GIVEN ENTRIES:
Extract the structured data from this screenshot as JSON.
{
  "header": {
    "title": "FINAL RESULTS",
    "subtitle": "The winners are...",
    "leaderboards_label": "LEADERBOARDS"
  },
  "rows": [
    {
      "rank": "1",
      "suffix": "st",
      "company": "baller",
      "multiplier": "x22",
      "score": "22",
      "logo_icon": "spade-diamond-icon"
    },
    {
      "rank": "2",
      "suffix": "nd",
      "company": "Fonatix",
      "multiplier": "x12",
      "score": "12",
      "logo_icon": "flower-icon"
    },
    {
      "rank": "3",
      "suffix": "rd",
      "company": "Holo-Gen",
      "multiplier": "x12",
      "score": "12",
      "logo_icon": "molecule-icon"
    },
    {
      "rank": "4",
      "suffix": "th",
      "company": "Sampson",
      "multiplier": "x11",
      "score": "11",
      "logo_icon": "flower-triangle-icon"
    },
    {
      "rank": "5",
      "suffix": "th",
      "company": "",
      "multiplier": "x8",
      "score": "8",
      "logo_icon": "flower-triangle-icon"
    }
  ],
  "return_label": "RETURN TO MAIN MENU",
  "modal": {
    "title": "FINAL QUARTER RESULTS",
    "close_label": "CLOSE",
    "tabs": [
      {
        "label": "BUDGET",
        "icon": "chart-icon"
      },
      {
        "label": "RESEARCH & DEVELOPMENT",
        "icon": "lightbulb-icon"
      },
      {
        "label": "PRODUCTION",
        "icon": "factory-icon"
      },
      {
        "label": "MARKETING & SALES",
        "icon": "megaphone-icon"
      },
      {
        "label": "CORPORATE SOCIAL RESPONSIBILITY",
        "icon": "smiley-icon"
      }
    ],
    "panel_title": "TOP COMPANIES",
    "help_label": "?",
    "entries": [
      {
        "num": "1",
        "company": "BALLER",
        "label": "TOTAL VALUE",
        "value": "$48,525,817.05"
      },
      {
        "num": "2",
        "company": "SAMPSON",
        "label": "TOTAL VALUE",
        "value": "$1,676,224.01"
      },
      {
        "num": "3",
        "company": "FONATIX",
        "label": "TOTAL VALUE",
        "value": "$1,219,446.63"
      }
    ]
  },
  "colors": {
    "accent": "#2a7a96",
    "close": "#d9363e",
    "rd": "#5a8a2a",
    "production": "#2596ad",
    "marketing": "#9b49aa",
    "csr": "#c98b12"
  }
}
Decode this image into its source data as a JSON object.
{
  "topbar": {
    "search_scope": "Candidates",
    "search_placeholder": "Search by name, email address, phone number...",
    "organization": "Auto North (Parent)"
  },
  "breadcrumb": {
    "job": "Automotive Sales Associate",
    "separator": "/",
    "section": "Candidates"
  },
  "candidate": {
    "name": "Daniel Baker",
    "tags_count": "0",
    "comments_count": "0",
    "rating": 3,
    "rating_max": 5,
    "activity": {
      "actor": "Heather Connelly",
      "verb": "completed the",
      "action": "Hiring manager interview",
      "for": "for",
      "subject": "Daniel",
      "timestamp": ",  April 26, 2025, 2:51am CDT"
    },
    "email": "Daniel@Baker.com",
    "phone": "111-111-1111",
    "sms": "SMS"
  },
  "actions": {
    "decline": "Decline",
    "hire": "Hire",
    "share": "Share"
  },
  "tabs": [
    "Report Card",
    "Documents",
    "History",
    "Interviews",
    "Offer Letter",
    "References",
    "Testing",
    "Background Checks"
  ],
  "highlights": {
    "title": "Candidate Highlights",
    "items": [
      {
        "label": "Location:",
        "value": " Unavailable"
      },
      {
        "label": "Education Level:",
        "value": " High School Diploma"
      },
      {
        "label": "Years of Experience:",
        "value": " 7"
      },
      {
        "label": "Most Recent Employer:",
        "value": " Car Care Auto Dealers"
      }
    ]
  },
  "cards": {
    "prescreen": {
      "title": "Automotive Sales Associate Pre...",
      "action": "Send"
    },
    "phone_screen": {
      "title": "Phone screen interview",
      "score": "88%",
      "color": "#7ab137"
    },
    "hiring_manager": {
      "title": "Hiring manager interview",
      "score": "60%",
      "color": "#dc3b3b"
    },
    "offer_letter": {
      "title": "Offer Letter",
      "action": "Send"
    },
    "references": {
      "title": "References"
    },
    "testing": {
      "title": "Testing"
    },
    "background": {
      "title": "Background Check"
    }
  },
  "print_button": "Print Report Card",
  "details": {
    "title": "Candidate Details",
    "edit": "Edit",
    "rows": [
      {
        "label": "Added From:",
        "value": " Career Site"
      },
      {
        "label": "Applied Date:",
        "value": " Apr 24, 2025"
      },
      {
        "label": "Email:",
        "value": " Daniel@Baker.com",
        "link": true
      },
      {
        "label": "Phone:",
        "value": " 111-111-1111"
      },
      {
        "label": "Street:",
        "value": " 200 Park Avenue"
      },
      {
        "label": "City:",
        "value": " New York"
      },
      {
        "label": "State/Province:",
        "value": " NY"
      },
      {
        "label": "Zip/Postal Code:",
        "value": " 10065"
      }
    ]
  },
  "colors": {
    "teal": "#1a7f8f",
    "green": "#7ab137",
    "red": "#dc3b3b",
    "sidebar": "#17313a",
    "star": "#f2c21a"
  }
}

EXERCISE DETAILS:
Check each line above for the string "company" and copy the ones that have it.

COMPLETED TASK:
      "company": "baller",
      "company": "Fonatix",
      "company": "Holo-Gen",
      "company": "Sampson",
      "company": "",
        "company": "BALLER",
        "company": "SAMPSON",
        "company": "FONATIX",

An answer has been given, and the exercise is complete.